Taxing History

Posted on July 10, 2009 In Blog

Yesterday’s HaModia’s editorial paints a pretty good picture of the tuition tax credit issue, tracing the concept to its origin in 1997, when Arizona enacted theirs. It also details the legal history of challenges at the state and federal levels, which have invariably ended with court rulings that tax credits are fully, constitutionally speaking, kosher.

And we are glad to see this focus on tuition tax credits, including scholarship tax credits. These programs, the latest of which was enacted in Indiana just days ago, have been a boon to private school parents looking for tuition relief as well as for public school parents looking to give their children an extra edge with tutoring or enrichment programs.

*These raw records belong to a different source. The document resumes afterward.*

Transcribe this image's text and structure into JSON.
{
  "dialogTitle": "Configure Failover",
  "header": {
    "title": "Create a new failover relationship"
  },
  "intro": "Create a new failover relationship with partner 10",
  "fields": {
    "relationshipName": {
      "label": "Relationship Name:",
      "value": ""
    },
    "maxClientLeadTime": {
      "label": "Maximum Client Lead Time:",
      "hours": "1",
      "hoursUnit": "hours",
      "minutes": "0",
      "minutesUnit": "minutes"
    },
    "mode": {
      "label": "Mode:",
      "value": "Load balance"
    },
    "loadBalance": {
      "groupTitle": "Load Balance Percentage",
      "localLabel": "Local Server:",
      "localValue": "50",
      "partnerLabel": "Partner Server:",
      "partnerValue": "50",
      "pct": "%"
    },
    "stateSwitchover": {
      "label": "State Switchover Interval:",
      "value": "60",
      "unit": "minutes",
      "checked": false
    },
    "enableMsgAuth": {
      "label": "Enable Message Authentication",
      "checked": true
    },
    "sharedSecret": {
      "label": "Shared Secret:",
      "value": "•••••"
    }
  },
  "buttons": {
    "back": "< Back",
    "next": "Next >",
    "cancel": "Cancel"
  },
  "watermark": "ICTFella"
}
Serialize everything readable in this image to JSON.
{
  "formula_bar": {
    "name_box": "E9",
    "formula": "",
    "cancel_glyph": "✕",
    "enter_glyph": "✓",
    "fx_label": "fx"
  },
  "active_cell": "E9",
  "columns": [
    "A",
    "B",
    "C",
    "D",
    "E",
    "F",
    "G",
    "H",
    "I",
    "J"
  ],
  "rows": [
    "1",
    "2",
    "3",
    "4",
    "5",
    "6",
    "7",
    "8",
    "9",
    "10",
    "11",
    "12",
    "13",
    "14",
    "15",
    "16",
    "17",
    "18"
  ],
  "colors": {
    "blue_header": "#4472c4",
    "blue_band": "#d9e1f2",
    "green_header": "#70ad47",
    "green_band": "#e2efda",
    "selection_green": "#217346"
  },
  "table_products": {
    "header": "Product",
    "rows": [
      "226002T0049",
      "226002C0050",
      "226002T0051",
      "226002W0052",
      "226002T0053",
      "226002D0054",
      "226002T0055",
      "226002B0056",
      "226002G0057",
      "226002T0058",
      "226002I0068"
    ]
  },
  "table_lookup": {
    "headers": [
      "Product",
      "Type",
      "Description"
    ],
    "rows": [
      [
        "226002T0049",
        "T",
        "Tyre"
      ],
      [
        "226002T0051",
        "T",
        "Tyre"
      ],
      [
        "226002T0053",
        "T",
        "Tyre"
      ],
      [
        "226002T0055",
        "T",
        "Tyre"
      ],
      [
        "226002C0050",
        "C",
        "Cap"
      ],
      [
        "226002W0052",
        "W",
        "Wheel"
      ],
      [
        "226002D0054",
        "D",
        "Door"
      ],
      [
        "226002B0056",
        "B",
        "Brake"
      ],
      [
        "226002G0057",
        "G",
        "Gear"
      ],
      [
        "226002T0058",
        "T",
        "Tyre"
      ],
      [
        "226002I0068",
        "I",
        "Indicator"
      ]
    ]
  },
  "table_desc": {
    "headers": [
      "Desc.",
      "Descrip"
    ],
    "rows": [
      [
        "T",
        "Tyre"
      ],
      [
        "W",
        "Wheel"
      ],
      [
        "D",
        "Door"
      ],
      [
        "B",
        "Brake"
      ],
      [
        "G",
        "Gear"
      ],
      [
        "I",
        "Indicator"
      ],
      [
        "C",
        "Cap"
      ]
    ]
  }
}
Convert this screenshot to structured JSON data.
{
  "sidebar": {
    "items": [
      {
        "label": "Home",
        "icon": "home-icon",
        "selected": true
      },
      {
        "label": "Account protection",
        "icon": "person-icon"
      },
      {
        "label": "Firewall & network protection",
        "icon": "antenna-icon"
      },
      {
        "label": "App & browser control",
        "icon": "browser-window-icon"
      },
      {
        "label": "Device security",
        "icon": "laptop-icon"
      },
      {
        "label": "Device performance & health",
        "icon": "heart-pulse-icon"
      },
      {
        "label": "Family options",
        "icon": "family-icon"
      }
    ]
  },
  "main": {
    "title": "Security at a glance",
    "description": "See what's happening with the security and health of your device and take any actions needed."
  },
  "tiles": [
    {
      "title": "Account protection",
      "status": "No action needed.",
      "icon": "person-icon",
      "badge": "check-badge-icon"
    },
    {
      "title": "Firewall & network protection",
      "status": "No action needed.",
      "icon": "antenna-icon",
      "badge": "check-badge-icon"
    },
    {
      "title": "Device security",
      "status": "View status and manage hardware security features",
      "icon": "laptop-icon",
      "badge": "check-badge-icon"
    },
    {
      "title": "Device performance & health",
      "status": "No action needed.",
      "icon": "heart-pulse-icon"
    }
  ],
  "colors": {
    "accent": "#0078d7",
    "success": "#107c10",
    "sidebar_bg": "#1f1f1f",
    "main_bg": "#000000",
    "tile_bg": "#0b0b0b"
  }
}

But folks, let’s not forget that it was Minnesota, back in the 1950s that enacted a tax deduction and later a tax credit for parents who pay for educational expenses for their children. That deduction and credit are also, says the US Supreme Court, constitutional, with no requirement of an intervening scholarship organization. All these models are good – and we’ve seen the scholarship model as well as the direct parental model proposed in various states this year, with only the Hoosiers making a go of it.